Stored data
[Start of section]

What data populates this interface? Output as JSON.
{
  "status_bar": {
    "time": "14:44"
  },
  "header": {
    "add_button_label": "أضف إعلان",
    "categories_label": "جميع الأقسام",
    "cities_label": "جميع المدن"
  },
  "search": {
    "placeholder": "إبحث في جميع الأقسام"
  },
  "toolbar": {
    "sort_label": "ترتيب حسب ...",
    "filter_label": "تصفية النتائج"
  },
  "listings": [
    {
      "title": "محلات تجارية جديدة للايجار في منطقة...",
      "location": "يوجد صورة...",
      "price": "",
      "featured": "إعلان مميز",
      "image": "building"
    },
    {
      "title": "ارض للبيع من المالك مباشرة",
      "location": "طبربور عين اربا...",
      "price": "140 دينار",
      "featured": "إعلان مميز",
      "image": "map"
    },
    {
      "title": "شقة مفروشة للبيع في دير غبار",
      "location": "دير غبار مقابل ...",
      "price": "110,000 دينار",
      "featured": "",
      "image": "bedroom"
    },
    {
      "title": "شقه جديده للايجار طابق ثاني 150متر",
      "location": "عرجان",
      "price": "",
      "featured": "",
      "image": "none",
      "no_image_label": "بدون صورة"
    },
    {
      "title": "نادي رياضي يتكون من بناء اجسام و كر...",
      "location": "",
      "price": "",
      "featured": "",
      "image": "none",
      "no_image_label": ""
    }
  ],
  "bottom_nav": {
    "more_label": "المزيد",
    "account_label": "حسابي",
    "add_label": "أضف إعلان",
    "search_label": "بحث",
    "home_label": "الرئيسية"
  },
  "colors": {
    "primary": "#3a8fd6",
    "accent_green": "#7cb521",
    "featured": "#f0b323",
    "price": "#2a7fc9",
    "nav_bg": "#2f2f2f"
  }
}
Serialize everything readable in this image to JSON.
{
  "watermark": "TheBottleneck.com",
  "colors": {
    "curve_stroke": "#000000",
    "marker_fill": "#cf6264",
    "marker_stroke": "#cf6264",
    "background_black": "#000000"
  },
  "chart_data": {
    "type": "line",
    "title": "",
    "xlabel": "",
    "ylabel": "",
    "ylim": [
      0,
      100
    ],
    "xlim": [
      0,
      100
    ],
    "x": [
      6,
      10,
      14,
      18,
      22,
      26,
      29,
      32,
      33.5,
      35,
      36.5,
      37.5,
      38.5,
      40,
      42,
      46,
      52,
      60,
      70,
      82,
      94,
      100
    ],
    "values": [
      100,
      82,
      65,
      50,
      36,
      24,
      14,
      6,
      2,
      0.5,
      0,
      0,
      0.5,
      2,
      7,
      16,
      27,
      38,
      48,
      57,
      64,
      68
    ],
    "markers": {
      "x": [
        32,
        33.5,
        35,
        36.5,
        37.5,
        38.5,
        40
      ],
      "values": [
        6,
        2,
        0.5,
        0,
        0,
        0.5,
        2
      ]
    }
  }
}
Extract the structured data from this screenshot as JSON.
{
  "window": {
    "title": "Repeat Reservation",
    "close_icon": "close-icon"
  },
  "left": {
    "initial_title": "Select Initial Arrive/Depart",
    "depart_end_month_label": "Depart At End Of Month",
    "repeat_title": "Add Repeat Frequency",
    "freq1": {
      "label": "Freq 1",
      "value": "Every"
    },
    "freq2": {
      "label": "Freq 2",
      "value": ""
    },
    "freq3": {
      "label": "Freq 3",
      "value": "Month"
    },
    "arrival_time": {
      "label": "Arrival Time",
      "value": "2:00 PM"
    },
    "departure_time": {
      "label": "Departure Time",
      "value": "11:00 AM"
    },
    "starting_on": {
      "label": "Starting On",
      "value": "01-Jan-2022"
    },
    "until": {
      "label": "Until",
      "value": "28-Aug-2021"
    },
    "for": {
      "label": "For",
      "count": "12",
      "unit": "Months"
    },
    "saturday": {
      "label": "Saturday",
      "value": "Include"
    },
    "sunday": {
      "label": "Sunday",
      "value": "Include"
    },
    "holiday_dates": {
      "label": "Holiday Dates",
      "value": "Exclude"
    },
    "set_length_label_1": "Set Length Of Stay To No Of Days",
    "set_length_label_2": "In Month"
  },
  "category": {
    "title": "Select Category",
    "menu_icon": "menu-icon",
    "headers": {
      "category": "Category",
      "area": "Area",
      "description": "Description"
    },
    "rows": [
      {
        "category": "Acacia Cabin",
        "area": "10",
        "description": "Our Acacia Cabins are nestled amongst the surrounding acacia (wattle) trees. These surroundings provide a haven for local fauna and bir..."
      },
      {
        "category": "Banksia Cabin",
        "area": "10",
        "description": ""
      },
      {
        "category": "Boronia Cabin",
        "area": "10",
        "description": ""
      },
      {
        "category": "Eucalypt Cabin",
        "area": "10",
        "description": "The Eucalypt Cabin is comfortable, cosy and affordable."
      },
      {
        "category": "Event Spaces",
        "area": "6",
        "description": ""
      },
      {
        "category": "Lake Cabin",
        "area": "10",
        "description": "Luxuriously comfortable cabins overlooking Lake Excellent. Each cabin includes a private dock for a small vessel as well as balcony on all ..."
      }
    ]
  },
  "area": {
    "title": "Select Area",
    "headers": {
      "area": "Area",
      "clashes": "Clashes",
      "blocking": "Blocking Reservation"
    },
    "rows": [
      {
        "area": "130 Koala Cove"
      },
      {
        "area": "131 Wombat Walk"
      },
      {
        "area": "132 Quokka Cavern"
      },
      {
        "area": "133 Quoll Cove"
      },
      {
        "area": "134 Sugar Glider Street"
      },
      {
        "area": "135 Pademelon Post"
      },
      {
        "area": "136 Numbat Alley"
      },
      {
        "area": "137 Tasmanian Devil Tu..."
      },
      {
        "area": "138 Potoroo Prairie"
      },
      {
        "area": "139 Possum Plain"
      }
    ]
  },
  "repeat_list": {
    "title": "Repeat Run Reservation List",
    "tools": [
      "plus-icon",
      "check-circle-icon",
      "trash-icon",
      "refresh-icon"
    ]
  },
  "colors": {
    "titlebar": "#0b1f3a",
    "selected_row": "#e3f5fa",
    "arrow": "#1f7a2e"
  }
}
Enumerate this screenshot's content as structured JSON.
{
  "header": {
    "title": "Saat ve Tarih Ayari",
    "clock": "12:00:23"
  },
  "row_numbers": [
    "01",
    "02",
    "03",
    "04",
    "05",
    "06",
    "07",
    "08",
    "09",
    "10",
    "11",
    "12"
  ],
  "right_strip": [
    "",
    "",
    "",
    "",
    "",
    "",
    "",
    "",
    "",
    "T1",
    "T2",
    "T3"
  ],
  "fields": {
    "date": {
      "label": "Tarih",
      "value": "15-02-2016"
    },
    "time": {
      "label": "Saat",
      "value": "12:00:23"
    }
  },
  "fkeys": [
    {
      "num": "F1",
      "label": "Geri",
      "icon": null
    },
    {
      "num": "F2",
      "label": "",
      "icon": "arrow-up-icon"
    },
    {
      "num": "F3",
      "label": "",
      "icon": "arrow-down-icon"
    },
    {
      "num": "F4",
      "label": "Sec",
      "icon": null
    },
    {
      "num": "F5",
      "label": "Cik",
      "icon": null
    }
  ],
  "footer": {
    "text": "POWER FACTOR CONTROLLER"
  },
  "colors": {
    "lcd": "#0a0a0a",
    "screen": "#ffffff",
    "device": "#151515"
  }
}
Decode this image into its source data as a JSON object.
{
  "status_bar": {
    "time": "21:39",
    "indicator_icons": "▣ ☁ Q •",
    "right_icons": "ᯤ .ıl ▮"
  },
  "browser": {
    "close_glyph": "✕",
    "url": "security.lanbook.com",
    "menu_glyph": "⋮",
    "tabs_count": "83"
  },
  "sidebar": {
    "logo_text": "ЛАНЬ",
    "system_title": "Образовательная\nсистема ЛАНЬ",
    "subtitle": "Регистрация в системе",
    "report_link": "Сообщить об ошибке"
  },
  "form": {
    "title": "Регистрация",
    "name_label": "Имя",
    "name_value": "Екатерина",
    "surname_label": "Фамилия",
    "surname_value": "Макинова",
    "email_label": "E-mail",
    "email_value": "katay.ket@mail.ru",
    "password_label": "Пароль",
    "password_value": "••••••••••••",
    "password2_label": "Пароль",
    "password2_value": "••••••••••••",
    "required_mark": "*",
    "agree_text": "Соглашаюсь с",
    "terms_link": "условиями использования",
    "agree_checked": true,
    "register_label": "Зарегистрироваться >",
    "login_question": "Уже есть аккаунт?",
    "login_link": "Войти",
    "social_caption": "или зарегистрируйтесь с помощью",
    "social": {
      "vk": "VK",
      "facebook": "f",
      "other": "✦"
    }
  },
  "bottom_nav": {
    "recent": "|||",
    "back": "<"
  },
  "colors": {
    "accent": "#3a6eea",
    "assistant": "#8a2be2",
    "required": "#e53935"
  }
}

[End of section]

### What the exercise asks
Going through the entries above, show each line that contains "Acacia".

### Task answer
        "category": "Acacia Cabin",
        "description": "Our Acacia Cabins are nestled amongst the surrounding acacia (wattle) trees. These surroundings provide a haven for local fauna and bir..."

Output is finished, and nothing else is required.